MATERIAL TO PROCESS:
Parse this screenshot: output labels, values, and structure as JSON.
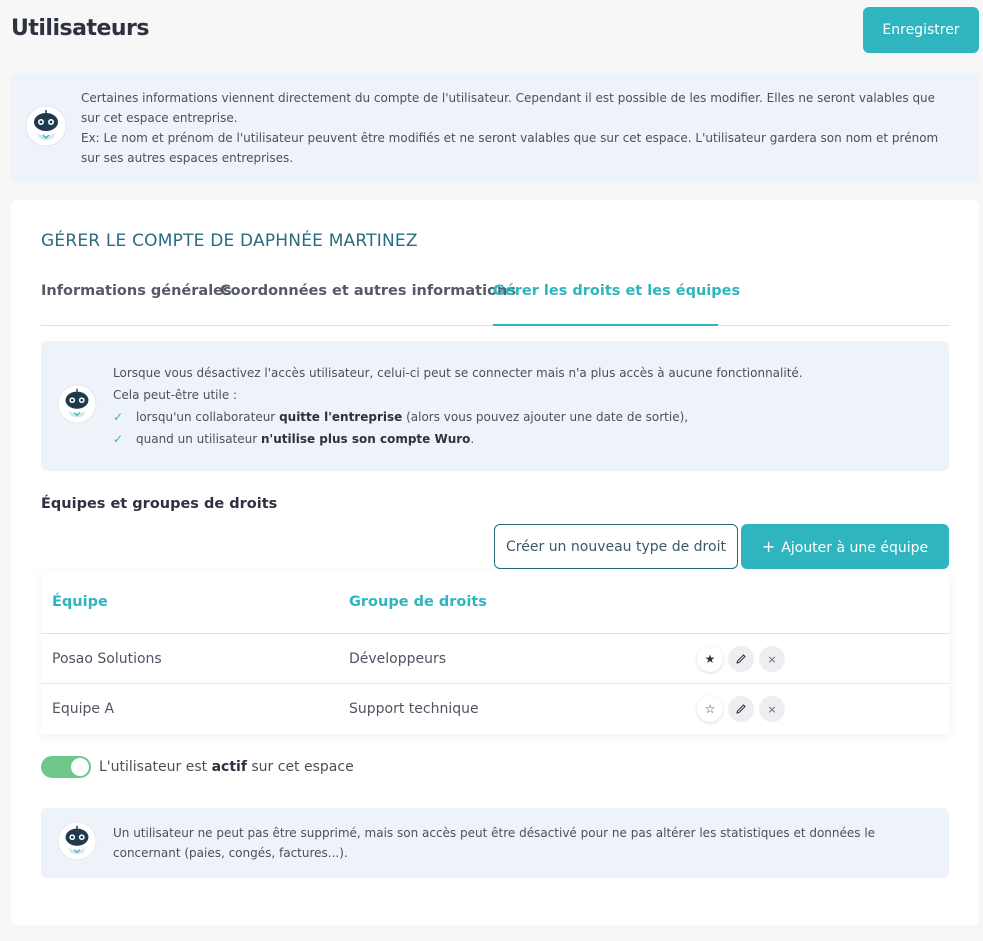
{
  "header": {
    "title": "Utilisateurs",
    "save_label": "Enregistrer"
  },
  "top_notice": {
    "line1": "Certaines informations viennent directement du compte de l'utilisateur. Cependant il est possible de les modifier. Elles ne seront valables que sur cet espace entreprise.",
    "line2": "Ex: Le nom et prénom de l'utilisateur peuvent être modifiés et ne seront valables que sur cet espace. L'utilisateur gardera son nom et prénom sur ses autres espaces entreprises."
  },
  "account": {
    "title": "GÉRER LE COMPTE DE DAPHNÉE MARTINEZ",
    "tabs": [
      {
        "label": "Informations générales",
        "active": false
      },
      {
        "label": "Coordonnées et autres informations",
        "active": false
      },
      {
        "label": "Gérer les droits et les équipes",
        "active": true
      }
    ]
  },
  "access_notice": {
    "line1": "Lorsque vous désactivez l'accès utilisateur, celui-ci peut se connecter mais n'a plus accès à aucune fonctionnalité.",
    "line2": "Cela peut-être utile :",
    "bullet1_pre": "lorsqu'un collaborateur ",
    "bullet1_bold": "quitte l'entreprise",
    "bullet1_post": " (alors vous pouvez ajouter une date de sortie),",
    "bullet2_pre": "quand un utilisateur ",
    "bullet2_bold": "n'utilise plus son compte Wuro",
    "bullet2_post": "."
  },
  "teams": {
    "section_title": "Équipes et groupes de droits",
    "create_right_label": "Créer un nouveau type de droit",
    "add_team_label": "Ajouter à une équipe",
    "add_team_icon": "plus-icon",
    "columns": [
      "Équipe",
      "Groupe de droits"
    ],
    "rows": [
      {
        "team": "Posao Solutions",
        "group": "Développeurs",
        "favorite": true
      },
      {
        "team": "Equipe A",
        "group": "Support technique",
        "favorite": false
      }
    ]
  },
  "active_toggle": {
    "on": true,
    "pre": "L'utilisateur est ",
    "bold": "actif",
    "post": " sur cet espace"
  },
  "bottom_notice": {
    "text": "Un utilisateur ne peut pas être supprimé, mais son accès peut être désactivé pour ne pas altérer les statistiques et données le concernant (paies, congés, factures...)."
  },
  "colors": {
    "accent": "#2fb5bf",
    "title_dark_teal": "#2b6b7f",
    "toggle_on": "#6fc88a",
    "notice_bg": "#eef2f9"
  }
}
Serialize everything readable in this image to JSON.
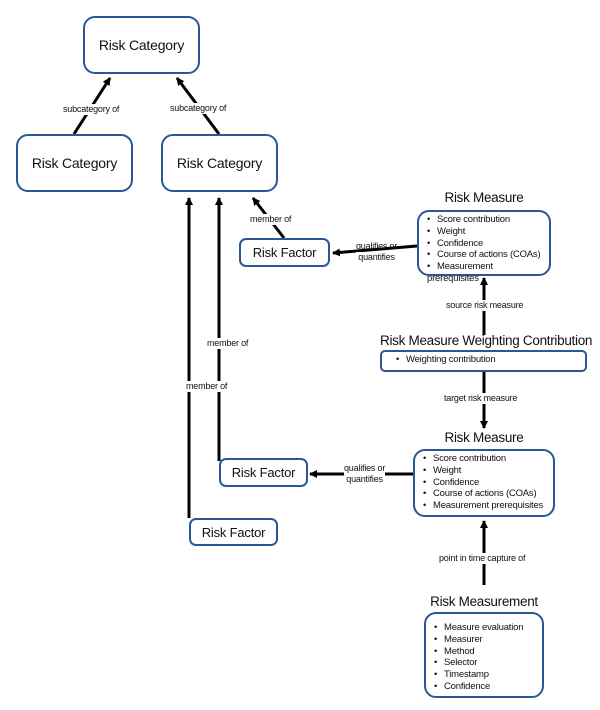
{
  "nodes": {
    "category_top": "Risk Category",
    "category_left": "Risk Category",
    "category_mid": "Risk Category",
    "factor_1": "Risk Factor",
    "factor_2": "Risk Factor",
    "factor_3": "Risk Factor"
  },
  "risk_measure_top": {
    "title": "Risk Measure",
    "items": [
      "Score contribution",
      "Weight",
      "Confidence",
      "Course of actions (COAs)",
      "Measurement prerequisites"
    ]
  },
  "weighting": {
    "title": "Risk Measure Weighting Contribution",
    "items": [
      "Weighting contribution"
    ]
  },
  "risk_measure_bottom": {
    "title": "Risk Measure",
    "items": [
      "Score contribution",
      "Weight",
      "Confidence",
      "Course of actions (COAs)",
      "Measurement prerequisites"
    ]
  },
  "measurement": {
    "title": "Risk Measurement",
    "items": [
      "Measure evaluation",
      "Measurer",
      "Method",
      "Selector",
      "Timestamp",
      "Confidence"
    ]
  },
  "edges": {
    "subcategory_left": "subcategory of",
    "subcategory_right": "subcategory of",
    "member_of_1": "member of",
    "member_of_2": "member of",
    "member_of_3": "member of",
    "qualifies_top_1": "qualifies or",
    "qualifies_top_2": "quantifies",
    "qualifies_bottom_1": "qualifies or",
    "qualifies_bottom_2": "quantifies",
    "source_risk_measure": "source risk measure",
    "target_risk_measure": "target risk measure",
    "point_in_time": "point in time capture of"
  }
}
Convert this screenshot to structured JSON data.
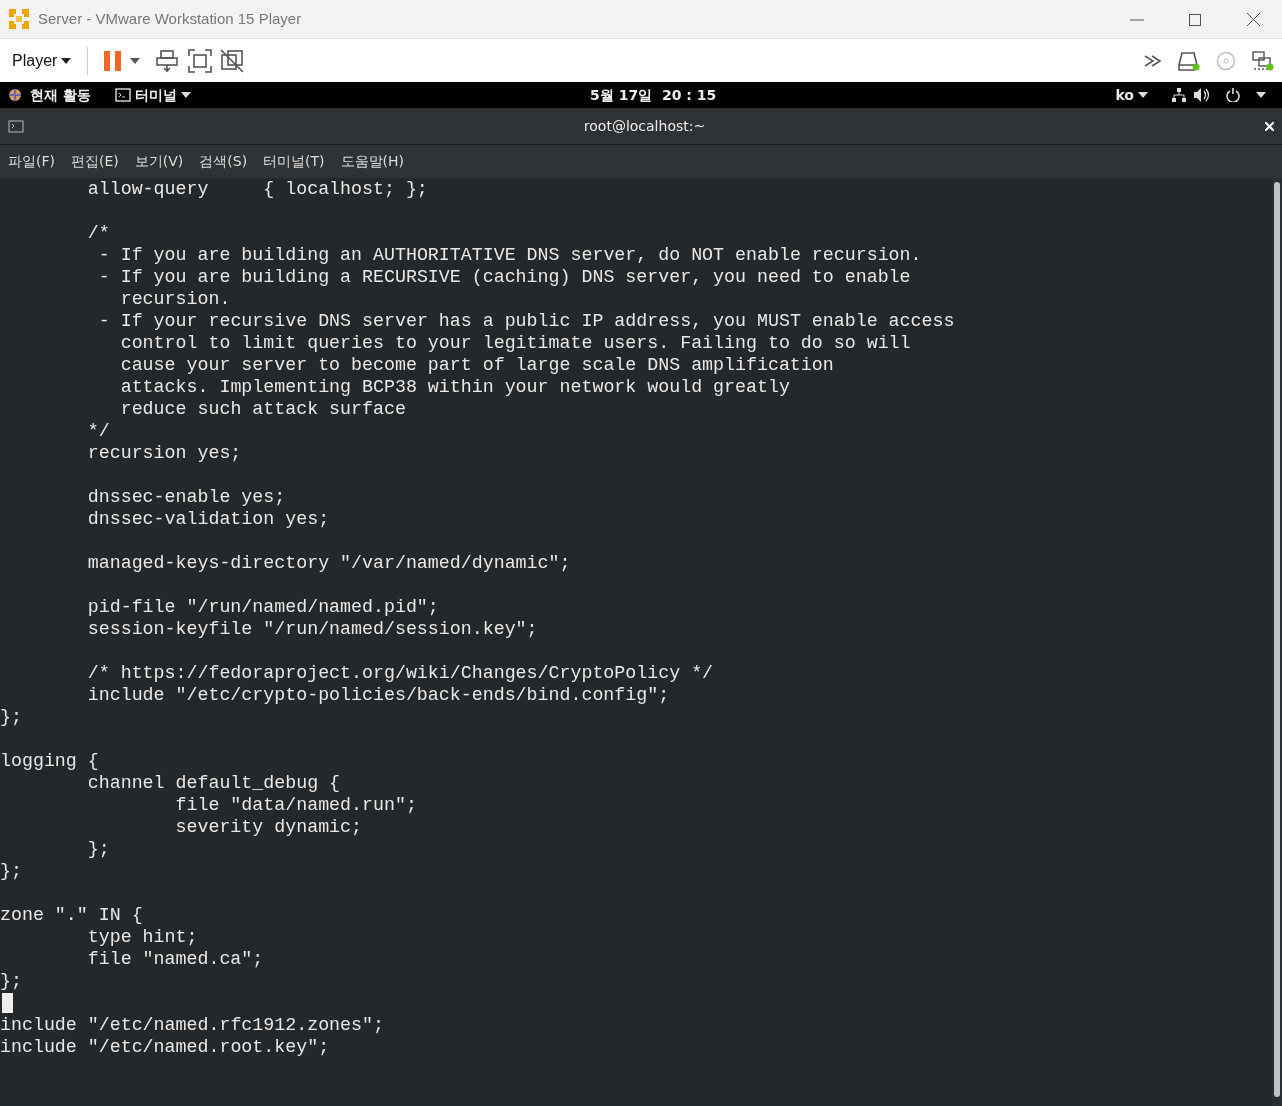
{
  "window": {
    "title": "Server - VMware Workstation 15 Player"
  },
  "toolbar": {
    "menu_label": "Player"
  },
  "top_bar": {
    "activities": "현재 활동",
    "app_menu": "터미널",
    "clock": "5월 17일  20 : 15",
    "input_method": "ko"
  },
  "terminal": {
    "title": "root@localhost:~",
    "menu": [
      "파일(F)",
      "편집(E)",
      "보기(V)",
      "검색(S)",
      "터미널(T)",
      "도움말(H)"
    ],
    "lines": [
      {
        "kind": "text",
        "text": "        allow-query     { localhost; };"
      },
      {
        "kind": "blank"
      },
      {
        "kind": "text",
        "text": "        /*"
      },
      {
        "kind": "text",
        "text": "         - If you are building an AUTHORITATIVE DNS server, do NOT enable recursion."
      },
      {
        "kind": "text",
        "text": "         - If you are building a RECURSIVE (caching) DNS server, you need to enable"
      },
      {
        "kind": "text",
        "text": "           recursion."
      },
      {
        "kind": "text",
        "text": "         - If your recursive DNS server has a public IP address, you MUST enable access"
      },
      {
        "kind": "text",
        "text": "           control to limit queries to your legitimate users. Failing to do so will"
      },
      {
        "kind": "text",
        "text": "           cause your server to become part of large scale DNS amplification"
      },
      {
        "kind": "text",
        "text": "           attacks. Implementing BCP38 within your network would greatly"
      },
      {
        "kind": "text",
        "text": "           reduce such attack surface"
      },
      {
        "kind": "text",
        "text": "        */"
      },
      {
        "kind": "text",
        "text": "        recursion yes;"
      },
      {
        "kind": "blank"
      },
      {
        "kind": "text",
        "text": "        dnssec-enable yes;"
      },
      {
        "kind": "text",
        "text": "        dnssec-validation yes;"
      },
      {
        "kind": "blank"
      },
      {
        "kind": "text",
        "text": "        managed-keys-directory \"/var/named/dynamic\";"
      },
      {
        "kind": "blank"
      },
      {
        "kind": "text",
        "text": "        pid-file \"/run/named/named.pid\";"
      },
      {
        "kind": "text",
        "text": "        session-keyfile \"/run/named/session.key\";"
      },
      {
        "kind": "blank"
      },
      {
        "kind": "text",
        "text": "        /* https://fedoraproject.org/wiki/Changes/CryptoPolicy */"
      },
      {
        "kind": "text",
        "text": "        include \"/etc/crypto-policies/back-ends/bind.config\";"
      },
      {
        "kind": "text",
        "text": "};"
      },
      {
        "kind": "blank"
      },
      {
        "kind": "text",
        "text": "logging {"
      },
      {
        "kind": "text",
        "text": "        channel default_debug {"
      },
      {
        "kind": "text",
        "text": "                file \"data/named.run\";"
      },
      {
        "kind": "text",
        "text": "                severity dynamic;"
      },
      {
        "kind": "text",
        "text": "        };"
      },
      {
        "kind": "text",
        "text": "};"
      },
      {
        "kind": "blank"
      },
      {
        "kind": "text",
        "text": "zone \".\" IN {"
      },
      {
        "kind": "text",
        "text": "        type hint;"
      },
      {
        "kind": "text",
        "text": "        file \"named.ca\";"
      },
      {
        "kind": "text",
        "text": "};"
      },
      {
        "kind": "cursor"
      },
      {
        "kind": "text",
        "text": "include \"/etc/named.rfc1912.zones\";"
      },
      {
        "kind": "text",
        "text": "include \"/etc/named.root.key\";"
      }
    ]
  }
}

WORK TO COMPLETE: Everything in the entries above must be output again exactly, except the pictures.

RESPONSE TO THIS EXERCISE:
Parse this screenshot: output labels, values, and structure as JSON.
{
  "header": {
    "title": "Utilisateurs",
    "save_label": "Enregistrer"
  },
  "top_notice": {
    "line1": "Certaines informations viennent directement du compte de l'utilisateur. Cependant il est possible de les modifier. Elles ne seront valables que sur cet espace entreprise.",
    "line2": "Ex: Le nom et prénom de l'utilisateur peuvent être modifiés et ne seront valables que sur cet espace. L'utilisateur gardera son nom et prénom sur ses autres espaces entreprises."
  },
  "account": {
    "title": "GÉRER LE COMPTE DE DAPHNÉE MARTINEZ",
    "tabs": [
      {
        "label": "Informations générales",
        "active": false
      },
      {
        "label": "Coordonnées et autres informations",
        "active": false
      },
      {
        "label": "Gérer les droits et les équipes",
        "active": true
      }
    ]
  },
  "access_notice": {
    "line1": "Lorsque vous désactivez l'accès utilisateur, celui-ci peut se connecter mais n'a plus accès à aucune fonctionnalité.",
    "line2": "Cela peut-être utile :",
    "bullet1_pre": "lorsqu'un collaborateur ",
    "bullet1_bold": "quitte l'entreprise",
    "bullet1_post": " (alors vous pouvez ajouter une date de sortie),",
    "bullet2_pre": "quand un utilisateur ",
    "bullet2_bold": "n'utilise plus son compte Wuro",
    "bullet2_post": "."
  },
  "teams": {
    "section_title": "Équipes et groupes de droits",
    "create_right_label": "Créer un nouveau type de droit",
    "add_team_label": "Ajouter à une équipe",
    "add_team_icon": "plus-icon",
    "columns": [
      "Équipe",
      "Groupe de droits"
    ],
    "rows": [
      {
        "team": "Posao Solutions",
        "group": "Développeurs",
        "favorite": true
      },
      {
        "team": "Equipe A",
        "group": "Support technique",
        "favorite": false
      }
    ]
  },
  "active_toggle": {
    "on": true,
    "pre": "L'utilisateur est ",
    "bold": "actif",
    "post": " sur cet espace"
  },
  "bottom_notice": {
    "text": "Un utilisateur ne peut pas être supprimé, mais son accès peut être désactivé pour ne pas altérer les statistiques et données le concernant (paies, congés, factures...)."
  },
  "colors": {
    "accent": "#2fb5bf",
    "title_dark_teal": "#2b6b7f",
    "toggle_on": "#6fc88a",
    "notice_bg": "#eef2f9"
  }
}
Serialize everything readable in this image to JSON.
{
  "nodes": {
    "category_top": "Risk Category",
    "category_left": "Risk Category",
    "category_mid": "Risk Category",
    "factor_1": "Risk Factor",
    "factor_2": "Risk Factor",
    "factor_3": "Risk Factor"
  },
  "risk_measure_top": {
    "title": "Risk Measure",
    "items": [
      "Score contribution",
      "Weight",
      "Confidence",
      "Course of actions (COAs)",
      "Measurement prerequisites"
    ]
  },
  "weighting": {
    "title": "Risk Measure Weighting Contribution",
    "items": [
      "Weighting contribution"
    ]
  },
  "risk_measure_bottom": {
    "title": "Risk Measure",
    "items": [
      "Score contribution",
      "Weight",
      "Confidence",
      "Course of actions (COAs)",
      "Measurement prerequisites"
    ]
  },
  "measurement": {
    "title": "Risk Measurement",
    "items": [
      "Measure evaluation",
      "Measurer",
      "Method",
      "Selector",
      "Timestamp",
      "Confidence"
    ]
  },
  "edges": {
    "subcategory_left": "subcategory of",
    "subcategory_right": "subcategory of",
    "member_of_1": "member of",
    "member_of_2": "member of",
    "member_of_3": "member of",
    "qualifies_top_1": "qualifies or",
    "qualifies_top_2": "quantifies",
    "qualifies_bottom_1": "qualifies or",
    "qualifies_bottom_2": "quantifies",
    "source_risk_measure": "source risk measure",
    "target_risk_measure": "target risk measure",
    "point_in_time": "point in time capture of"
  }
}
Convert this screenshot to structured JSON data.
{
  "window": {
    "title": "Server - VMware Workstation 15 Player"
  },
  "toolbar": {
    "menu_label": "Player"
  },
  "top_bar": {
    "activities": "현재 활동",
    "app_menu": "터미널",
    "clock": "5월 17일  20 : 15",
    "input_method": "ko"
  },
  "terminal": {
    "title": "root@localhost:~",
    "menu": [
      "파일(F)",
      "편집(E)",
      "보기(V)",
      "검색(S)",
      "터미널(T)",
      "도움말(H)"
    ],
    "lines": [
      {
        "kind": "text",
        "text": "        allow-query     { localhost; };"
      },
      {
        "kind": "blank"
      },
      {
        "kind": "text",
        "text": "        /*"
      },
      {
        "kind": "text",
        "text": "         - If you are building an AUTHORITATIVE DNS server, do NOT enable recursion."
      },
      {
        "kind": "text",
        "text": "         - If you are building a RECURSIVE (caching) DNS server, you need to enable"
      },
      {
        "kind": "text",
        "text": "           recursion."
      },
      {
        "kind": "text",
        "text": "         - If your recursive DNS server has a public IP address, you MUST enable access"
      },
      {
        "kind": "text",
        "text": "           control to limit queries to your legitimate users. Failing to do so will"
      },
      {
        "kind": "text",
        "text": "           cause your server to become part of large scale DNS amplification"
      },
      {
        "kind": "text",
        "text": "           attacks. Implementing BCP38 within your network would greatly"
      },
      {
        "kind": "text",
        "text": "           reduce such attack surface"
      },
      {
        "kind": "text",
        "text": "        */"
      },
      {
        "kind": "text",
        "text": "        recursion yes;"
      },
      {
        "kind": "blank"
      },
      {
        "kind": "text",
        "text": "        dnssec-enable yes;"
      },
      {
        "kind": "text",
        "text": "        dnssec-validation yes;"
      },
      {
        "kind": "blank"
      },
      {
        "kind": "text",
        "text": "        managed-keys-directory \"/var/named/dynamic\";"
      },
      {
        "kind": "blank"
      },
      {
        "kind": "text",
        "text": "        pid-file \"/run/named/named.pid\";"
      },
      {
        "kind": "text",
        "text": "        session-keyfile \"/run/named/session.key\";"
      },
      {
        "kind": "blank"
      },
      {
        "kind": "text",
        "text": "        /* https://fedoraproject.org/wiki/Changes/CryptoPolicy */"
      },
      {
        "kind": "text",
        "text": "        include \"/etc/crypto-policies/back-ends/bind.config\";"
      },
      {
        "kind": "text",
        "text": "};"
      },
      {
        "kind": "blank"
      },
      {
        "kind": "text",
        "text": "logging {"
      },
      {
        "kind": "text",
        "text": "        channel default_debug {"
      },
      {
        "kind": "text",
        "text": "                file \"data/named.run\";"
      },
      {
        "kind": "text",
        "text": "                severity dynamic;"
      },
      {
        "kind": "text",
        "text": "        };"
      },
      {
        "kind": "text",
        "text": "};"
      },
      {
        "kind": "blank"
      },
      {
        "kind": "text",
        "text": "zone \".\" IN {"
      },
      {
        "kind": "text",
        "text": "        type hint;"
      },
      {
        "kind": "text",
        "text": "        file \"named.ca\";"
      },
      {
        "kind": "text",
        "text": "};"
      },
      {
        "kind": "cursor"
      },
      {
        "kind": "text",
        "text": "include \"/etc/named.rfc1912.zones\";"
      },
      {
        "kind": "text",
        "text": "include \"/etc/named.root.key\";"
      }
    ]
  }
}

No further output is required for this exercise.